Microsoft has its own UI class library, the Advanced Foundation Classes (AFC), which is included in the Microsoft SDK 2.01 for Java. In its attempt to win developers to AFC, Microsoft makes the following point:
AFC ... has a considerable lead over JFC in time to market. It has been in developers' hands since early this year and will ship very shortly with Internet Explorer, with every copy of Windows, and, with our recent agreement with Apple, with every Macintosh. This ensures AFC will be available on the overwhelming percentage of computers in the market. Moreover, nearly every development tool vendor has announced plans to support AFC, making it even easier for developers to target it.
At the SIGS conference, Eric Swildens of Neuron Data presented a technical comparison of AFC and JFC. According to Swildens, there are more similarities between AFC and JFC than there are differences. Both class libraries are JavaBeans-compliant and are 100% Pure Java with no underlying peer classes. Most of the components in AFC and JFC are very similar, but JFC has a couple of additional controls, namely the Rich Text control and some multimedia controls. JFC has a pluggable look and feel, and AFC has a Windows look and feel (although you can subclass components to provide your own look and feel). JFC is based on the MVC architecture, which probably helps it scale up to complex applications but which Swildens believes makes it somewhat harder to learn than AFC. Swildens found AFC container controls to be more flexible than their JFC counterparts.
Both AFC and JFC are 100% Pure Java, so theoretically whichever library a developer chooses to use, the only cost to users should be download time (if the library is not installed). Unfortunately all Java virtual machines are not created equal. Java developers must continue to take current events and company politics into account when making what should be purely technical decisions.

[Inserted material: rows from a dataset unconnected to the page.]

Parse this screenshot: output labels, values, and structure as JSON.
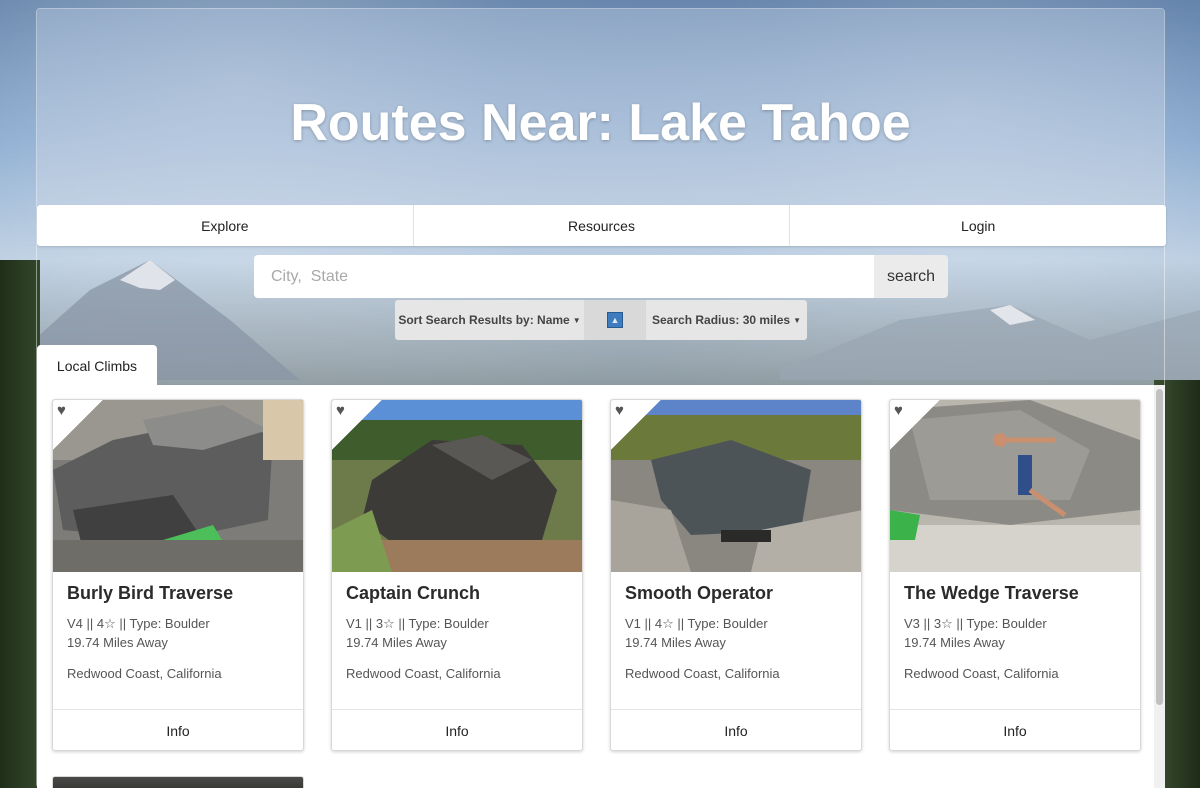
{
  "hero": {
    "title": "Routes Near: Lake Tahoe"
  },
  "nav": {
    "items": [
      "Explore",
      "Resources",
      "Login"
    ]
  },
  "search": {
    "placeholder": "City,  State",
    "value": "",
    "button_label": "search"
  },
  "sort": {
    "sort_label": "Sort Search Results by: Name",
    "direction_icon": "sort-ascending-icon",
    "radius_label": "Search Radius: 30 miles"
  },
  "tabs": {
    "active": "Local Climbs"
  },
  "routes": [
    {
      "name": "Burly Bird Traverse",
      "grade": "V4 || 4",
      "type": "|| Type: Boulder",
      "distance": "19.74 Miles Away",
      "location": "Redwood Coast, California",
      "info_label": "Info"
    },
    {
      "name": "Captain Crunch",
      "grade": "V1 || 3",
      "type": "|| Type: Boulder",
      "distance": "19.74 Miles Away",
      "location": "Redwood Coast, California",
      "info_label": "Info"
    },
    {
      "name": "Smooth Operator",
      "grade": "V1 || 4",
      "type": "|| Type: Boulder",
      "distance": "19.74 Miles Away",
      "location": "Redwood Coast, California",
      "info_label": "Info"
    },
    {
      "name": "The Wedge Traverse",
      "grade": "V3 || 3",
      "type": "|| Type: Boulder",
      "distance": "19.74 Miles Away",
      "location": "Redwood Coast, California",
      "info_label": "Info"
    }
  ],
  "colors": {
    "brand_text": "#ffffff",
    "direction_icon": "#3e7bbf"
  }
}
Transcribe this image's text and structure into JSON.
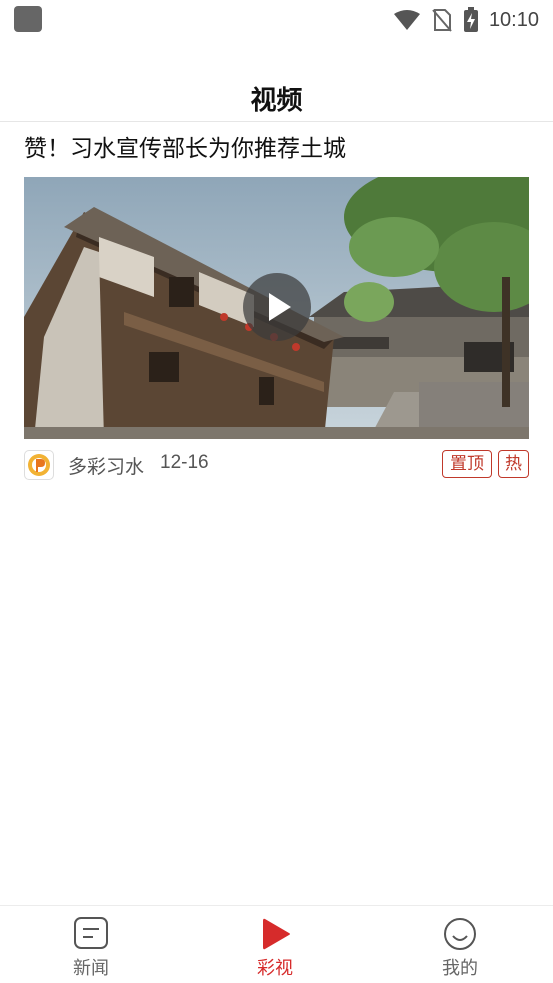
{
  "status_bar": {
    "time": "10:10",
    "icons": [
      "app-notification-icon",
      "wifi-icon",
      "no-sim-icon",
      "battery-charging-icon"
    ]
  },
  "header": {
    "title": "视频"
  },
  "video": {
    "title": "赞！习水宣传部长为你推荐土城",
    "thumbnail_icon": "historic-wooden-building-thumbnail",
    "play_icon": "play-icon",
    "source": "多彩习水",
    "date": "12-16",
    "tags": [
      "置顶",
      "热"
    ]
  },
  "bottom_nav": {
    "items": [
      {
        "label": "新闻",
        "icon": "news-icon",
        "active": false
      },
      {
        "label": "彩视",
        "icon": "video-play-icon",
        "active": true
      },
      {
        "label": "我的",
        "icon": "smiley-profile-icon",
        "active": false
      }
    ]
  },
  "colors": {
    "accent": "#d62b2b",
    "tag": "#c0392b"
  }
}
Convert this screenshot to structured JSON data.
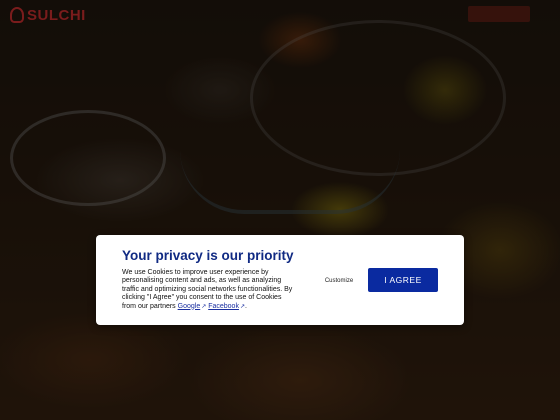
{
  "header": {
    "logo_text": "SULCHI",
    "logo_icon": "brand-logo-icon"
  },
  "cookie_banner": {
    "title": "Your privacy is our priority",
    "body_text": "We use Cookies to improve user experience by personalising content and ads, as well as analyzing traffic and optimizing social networks functionalities. By clicking \"I Agree\" you consent to the use of Cookies from our partners",
    "link_google": "Google",
    "separator": " ",
    "link_facebook": "Facebook",
    "end_punct": ".",
    "external_link_icon": "external-link-icon",
    "customize_label": "Customize",
    "agree_label": "I AGREE",
    "accent_color": "#0a2aa0",
    "title_color": "#102a83"
  }
}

The JDK 1.1 release added some huge features to the Java platform, such as JavaBeans, JDBC, and RMI. JDK 1.2 is an equally impressive leap in functionality, mainly directed at providing a rich set of user interface tools for the development of great-looking applets and applications. Sun's JDK engineers are clearly continuing to be innovative and responsive to the needs of the Java development community.
Learn more about this topic
- JDK release schedule
- JFC download
- Swing documentation
- Preliminary JFC section of the Java Tutorial
- Drag and Drop Subsystem for the Java Foundation Classes draft specification
- Java accessibility
- Swing and MVC architecture
- Java 2D API
- Microsoft SDK 2.01 for Java beta download
- Microsoft's "Java Evangelist" responds to Java Lobby requests
- Q&A on Microsoft support for various Java technologies
- Using the delegation event model to create custom AWT components